**Task statement:** Identify all lines of the data containing the string "install" and copy them.

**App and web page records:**

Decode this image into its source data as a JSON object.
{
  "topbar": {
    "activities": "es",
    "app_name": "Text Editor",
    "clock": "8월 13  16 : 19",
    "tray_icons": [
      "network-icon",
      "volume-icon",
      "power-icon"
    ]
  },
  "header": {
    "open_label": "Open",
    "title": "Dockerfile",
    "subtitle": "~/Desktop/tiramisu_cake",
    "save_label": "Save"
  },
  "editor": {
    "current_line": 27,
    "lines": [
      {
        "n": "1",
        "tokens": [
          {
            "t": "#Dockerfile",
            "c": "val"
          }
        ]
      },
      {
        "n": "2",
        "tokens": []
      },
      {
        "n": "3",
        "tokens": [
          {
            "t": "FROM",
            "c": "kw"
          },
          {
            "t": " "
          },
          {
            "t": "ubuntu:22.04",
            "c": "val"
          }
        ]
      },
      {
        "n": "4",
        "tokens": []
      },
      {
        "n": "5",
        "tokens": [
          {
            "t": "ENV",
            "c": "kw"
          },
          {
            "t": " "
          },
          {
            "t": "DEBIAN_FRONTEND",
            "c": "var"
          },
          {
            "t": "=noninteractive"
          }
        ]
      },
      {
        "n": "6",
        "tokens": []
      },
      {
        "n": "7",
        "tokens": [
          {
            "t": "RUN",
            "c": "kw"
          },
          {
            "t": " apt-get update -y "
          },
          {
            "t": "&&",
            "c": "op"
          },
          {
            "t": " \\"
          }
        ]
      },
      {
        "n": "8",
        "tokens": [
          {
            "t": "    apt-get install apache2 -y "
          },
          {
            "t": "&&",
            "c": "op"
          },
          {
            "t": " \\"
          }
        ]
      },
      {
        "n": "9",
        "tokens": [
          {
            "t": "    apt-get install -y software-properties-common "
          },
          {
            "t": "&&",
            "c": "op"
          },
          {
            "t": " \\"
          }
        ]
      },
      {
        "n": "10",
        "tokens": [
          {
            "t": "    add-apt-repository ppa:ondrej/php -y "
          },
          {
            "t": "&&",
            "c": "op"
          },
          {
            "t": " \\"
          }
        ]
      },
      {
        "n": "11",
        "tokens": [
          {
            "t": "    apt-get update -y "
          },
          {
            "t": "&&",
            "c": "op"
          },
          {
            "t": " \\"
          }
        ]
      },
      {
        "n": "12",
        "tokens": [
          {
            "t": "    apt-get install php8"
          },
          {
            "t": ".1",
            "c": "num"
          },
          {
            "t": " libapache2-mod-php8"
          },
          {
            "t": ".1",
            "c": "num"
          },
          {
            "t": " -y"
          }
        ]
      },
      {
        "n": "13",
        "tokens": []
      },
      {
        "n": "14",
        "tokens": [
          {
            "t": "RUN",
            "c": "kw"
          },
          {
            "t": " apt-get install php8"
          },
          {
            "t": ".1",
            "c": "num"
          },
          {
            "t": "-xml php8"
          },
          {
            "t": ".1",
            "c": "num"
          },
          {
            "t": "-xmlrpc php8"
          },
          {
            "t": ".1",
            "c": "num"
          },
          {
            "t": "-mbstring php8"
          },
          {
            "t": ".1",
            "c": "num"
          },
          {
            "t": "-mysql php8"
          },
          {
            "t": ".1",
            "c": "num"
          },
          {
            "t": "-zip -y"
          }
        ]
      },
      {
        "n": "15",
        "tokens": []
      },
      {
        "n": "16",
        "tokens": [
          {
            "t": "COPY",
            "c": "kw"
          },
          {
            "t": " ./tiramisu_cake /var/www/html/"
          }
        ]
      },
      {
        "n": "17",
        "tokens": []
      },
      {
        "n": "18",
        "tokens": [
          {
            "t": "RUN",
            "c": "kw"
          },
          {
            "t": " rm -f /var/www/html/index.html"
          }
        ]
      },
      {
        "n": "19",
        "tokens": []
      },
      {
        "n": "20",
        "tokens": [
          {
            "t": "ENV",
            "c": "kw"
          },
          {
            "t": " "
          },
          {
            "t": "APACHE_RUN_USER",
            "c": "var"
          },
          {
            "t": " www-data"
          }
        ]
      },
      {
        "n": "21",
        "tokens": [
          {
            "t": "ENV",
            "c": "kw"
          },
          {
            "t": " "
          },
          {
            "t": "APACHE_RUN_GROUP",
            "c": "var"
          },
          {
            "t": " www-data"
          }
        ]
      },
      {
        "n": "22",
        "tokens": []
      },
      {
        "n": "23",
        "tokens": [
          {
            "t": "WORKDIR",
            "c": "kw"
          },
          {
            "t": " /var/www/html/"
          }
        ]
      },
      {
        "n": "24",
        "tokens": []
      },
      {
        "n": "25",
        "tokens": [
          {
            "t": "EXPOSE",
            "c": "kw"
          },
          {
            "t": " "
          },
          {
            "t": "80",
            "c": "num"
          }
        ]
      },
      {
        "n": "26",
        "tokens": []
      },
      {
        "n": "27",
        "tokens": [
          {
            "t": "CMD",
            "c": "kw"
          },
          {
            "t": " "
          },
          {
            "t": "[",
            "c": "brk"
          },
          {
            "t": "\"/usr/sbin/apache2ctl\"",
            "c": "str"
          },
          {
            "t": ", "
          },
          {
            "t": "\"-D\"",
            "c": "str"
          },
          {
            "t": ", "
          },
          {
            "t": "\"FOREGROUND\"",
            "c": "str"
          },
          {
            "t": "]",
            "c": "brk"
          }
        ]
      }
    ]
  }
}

**Response to the exercise:**
            "t": "    apt-get install apache2 -y "
            "t": "    apt-get install -y software-properties-common "
            "t": "    apt-get install php8"
            "t": " apt-get install php8"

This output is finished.